Make sure you’re on the Instrument page, then right-click in the background of the structure view and select Built-In Module > LFO, Envelope > ADSR. Connect the Gate output to the G input on the ADSR Env, then right-click on each of the 4 inputs (A,D,S & R) and select Create Control. (Image 30) So now the gate triggers the envelope and we have 4 UI controls for the envelope.
The panel view has a bunch of new dials and they are messing up the layout. We will address that later. For now, let’s setup the connection between this newly create ADSR Env and the 3 oscillator macros we have created.
Connect the output of the ADSR Env to the G input of the 3 oscillator macros. Now it doesn’t make sense to still call this G, so double-click on the letter ‘G’ in each of the 3 oscillator macros and rename it to A. (Image 31)
Now let's address the panel view issues. Unlock the panel by hitting Command-E or clicking on the lock icon. Now select the 4 new dials and move them to the bottom so they are out of the way of the oscillator controls. To make this look a bit more fancy we can enable the graph view of the envelope. Select the ADSR Env in the Structure view and in the Properties tab under View, select ON in the VISIBLE category. Now you see the ADSR graph. You can turn off Show Label to remove the text above the graph. In the SIZE category, you can make adjustments to the height and width of the graph. I’ve set it so that the graph matches the width of the 4 ADSR dials. (Image 32)
Lock the panel and try out the controls of the ADSR envelope. The dials should respond and affect the amplitude shape of all the 3 oscillators as one whole. While you tweak the controls of the ADSR envelope you should also see the graph update in real time.

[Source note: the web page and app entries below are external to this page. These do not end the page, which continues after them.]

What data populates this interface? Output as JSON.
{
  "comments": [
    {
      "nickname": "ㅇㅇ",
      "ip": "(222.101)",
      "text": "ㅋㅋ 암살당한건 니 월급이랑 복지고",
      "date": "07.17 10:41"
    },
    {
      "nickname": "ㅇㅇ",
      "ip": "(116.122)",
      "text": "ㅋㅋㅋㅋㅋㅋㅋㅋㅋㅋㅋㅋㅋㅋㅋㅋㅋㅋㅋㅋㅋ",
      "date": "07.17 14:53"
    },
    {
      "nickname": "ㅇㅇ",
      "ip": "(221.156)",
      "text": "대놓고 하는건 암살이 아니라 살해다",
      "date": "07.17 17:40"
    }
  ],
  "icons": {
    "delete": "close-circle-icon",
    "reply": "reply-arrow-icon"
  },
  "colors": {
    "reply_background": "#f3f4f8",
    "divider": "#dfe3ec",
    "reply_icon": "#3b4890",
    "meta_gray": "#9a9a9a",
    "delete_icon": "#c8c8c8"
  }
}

We are finally done with the oscillator section. It has taken quite some time and effort but the result is worth it because we now have a very powerful and practical oscillator section.